§ Problem
Go through the records and show each line where the word "this" occurs.

*** Information supplied ***

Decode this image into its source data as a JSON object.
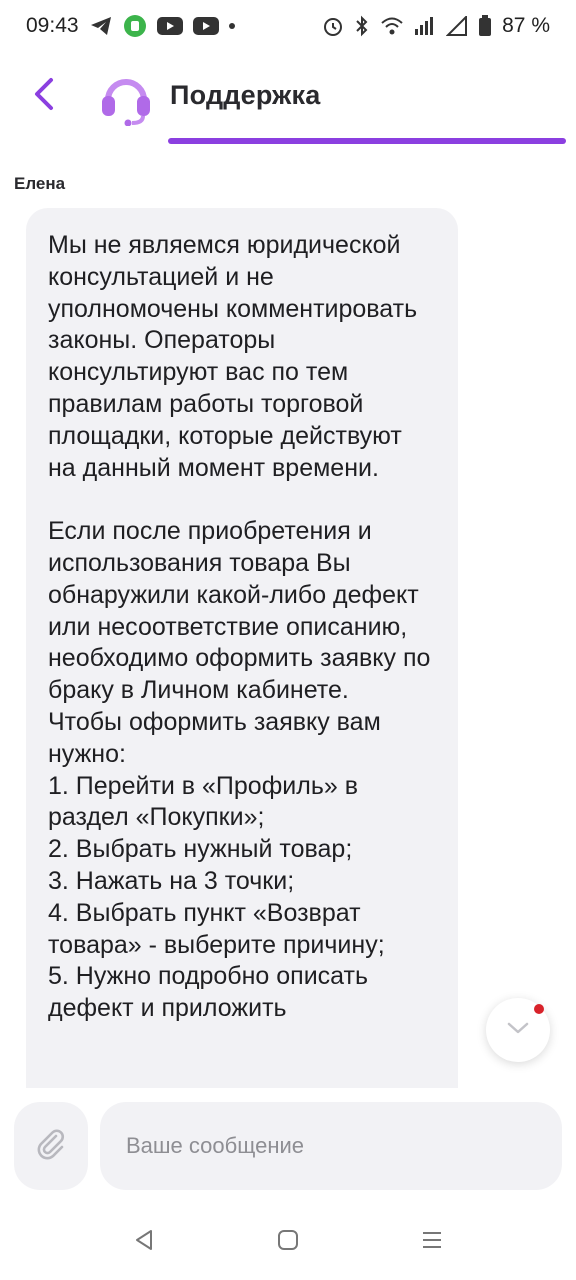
{
  "status_bar": {
    "time": "09:43",
    "battery": "87 %"
  },
  "header": {
    "title": "Поддержка"
  },
  "message": {
    "sender": "Елена",
    "text": "Мы не являемся юридической консультацией и не уполномочены комментировать законы. Операторы консультируют вас по тем правилам работы торговой площадки, которые действуют на данный момент времени.\n\nЕсли после приобретения и использования товара Вы обнаружили какой-либо дефект или несоответствие описанию, необходимо оформить заявку по браку в Личном кабинете.\nЧтобы оформить заявку вам нужно:\n1. Перейти в «Профиль» в раздел «Покупки»;\n2. Выбрать нужный товар;\n3. Нажать на 3 точки;\n4. Выбрать пункт «Возврат товара» - выберите причину;\n5. Нужно подробно описать дефект и приложить"
  },
  "input": {
    "placeholder": "Ваше сообщение"
  },
  "colors": {
    "accent": "#8b3fe0",
    "bubble_bg": "#f2f2f5",
    "unread_dot": "#d8222a"
  },
  "icons": {
    "back": "chevron-left-icon",
    "avatar": "headset-icon",
    "scroll_down": "chevron-down-icon",
    "attach": "paperclip-icon",
    "nav_back": "triangle-back-icon",
    "nav_home": "square-home-icon",
    "nav_menu": "menu-lines-icon"
  }
}
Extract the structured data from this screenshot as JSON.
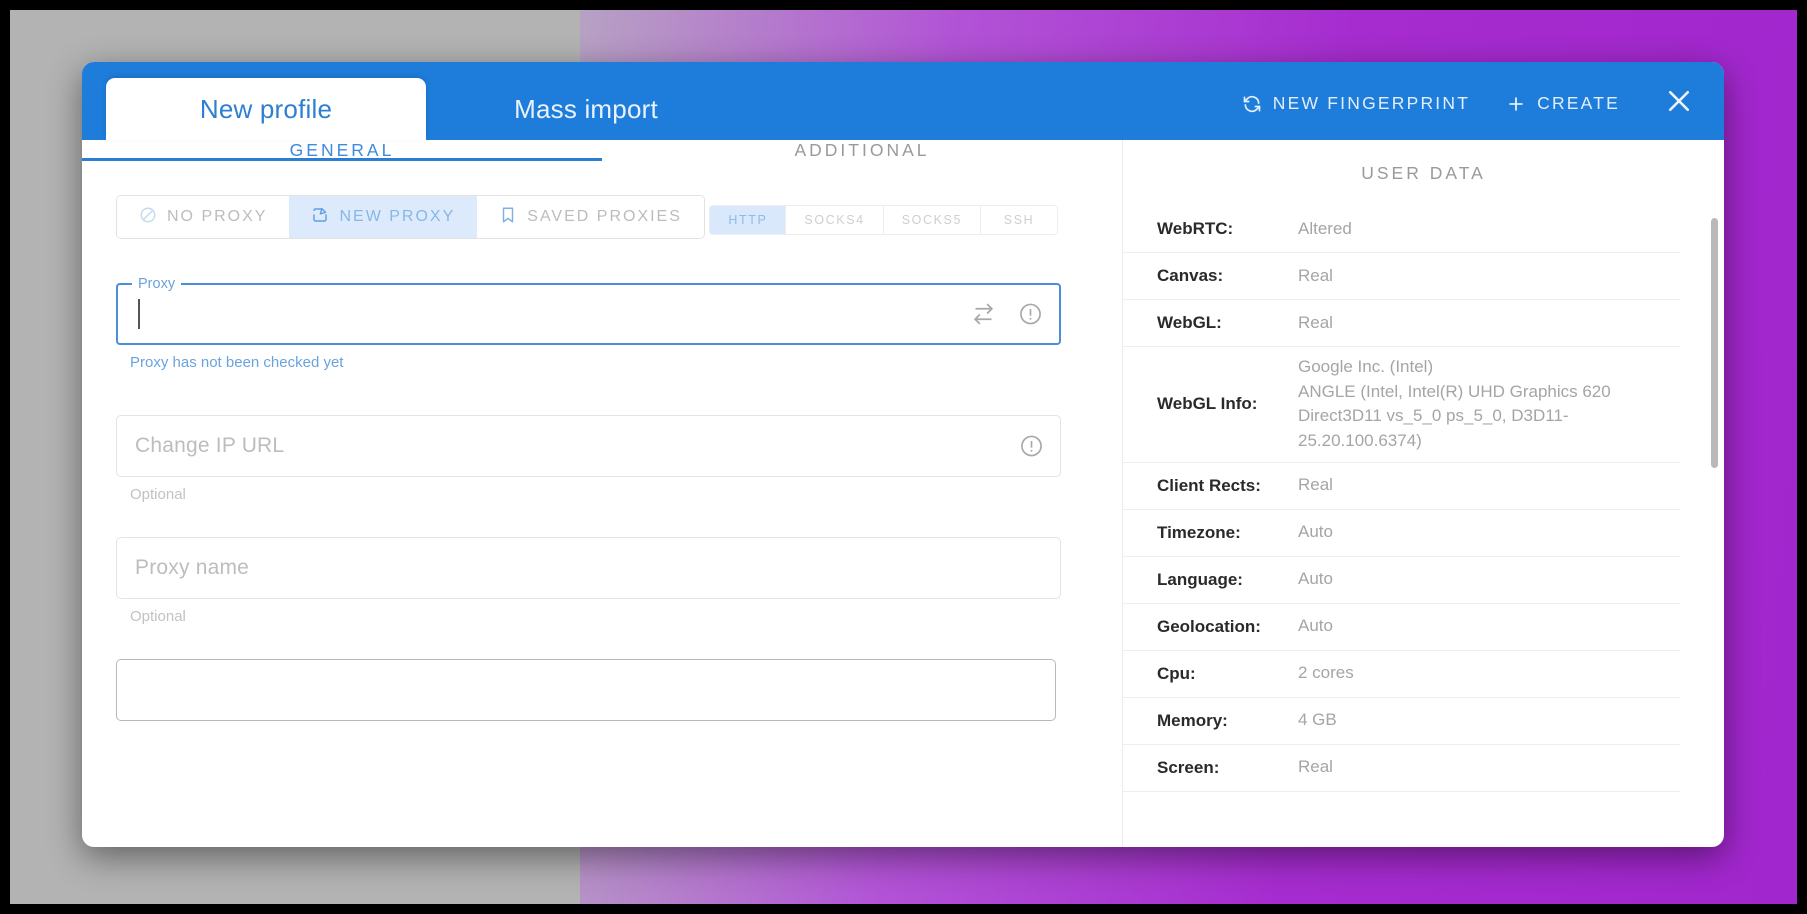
{
  "window": {
    "tabs": [
      {
        "label": "New profile",
        "active": true
      },
      {
        "label": "Mass import",
        "active": false
      }
    ],
    "actions": {
      "new_fingerprint": "NEW FINGERPRINT",
      "create": "CREATE"
    }
  },
  "section_tabs": [
    {
      "label": "GENERAL",
      "active": true
    },
    {
      "label": "ADDITIONAL",
      "active": false
    },
    {
      "label": "USER DATA",
      "active": false
    }
  ],
  "proxy": {
    "modes": [
      {
        "label": "NO PROXY",
        "icon": "no-entry-icon",
        "active": false
      },
      {
        "label": "NEW PROXY",
        "icon": "edit-square-icon",
        "active": true
      },
      {
        "label": "SAVED PROXIES",
        "icon": "bookmark-icon",
        "active": false
      }
    ],
    "protocols": [
      {
        "label": "HTTP",
        "active": true
      },
      {
        "label": "SOCKS4",
        "active": false
      },
      {
        "label": "SOCKS5",
        "active": false
      },
      {
        "label": "SSH",
        "active": false
      }
    ],
    "proxy_field": {
      "label": "Proxy",
      "value": "",
      "placeholder": "",
      "helper": "Proxy has not been checked yet",
      "icons": [
        "swap-arrows-icon",
        "info-circle-icon"
      ]
    },
    "change_ip_field": {
      "placeholder": "Change IP URL",
      "value": "",
      "helper": "Optional",
      "icons": [
        "info-circle-icon"
      ]
    },
    "proxy_name_field": {
      "placeholder": "Proxy name",
      "value": "",
      "helper": "Optional"
    },
    "extra_field": {
      "placeholder": "",
      "value": ""
    }
  },
  "user_data": {
    "title": "USER DATA",
    "rows": [
      {
        "key": "WebRTC:",
        "value": "Altered"
      },
      {
        "key": "Canvas:",
        "value": "Real"
      },
      {
        "key": "WebGL:",
        "value": "Real"
      },
      {
        "key": "WebGL Info:",
        "value": "Google Inc. (Intel)",
        "value2": "ANGLE (Intel, Intel(R) UHD Graphics 620 Direct3D11 vs_5_0 ps_5_0, D3D11-25.20.100.6374)"
      },
      {
        "key": "Client Rects:",
        "value": "Real"
      },
      {
        "key": "Timezone:",
        "value": "Auto"
      },
      {
        "key": "Language:",
        "value": "Auto"
      },
      {
        "key": "Geolocation:",
        "value": "Auto"
      },
      {
        "key": "Cpu:",
        "value": "2 cores"
      },
      {
        "key": "Memory:",
        "value": "4 GB"
      },
      {
        "key": "Screen:",
        "value": "Real"
      }
    ]
  },
  "colors": {
    "titlebar_blue": "#1e7ddb",
    "accent_blue": "#2a7fd4",
    "backdrop_purple": "#a228ce",
    "backdrop_gray": "#b3b3b3"
  }
}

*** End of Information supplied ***

§ Response area
Decode this image into its source data as a JSON object.
Extract the structured data from this screenshot as JSON.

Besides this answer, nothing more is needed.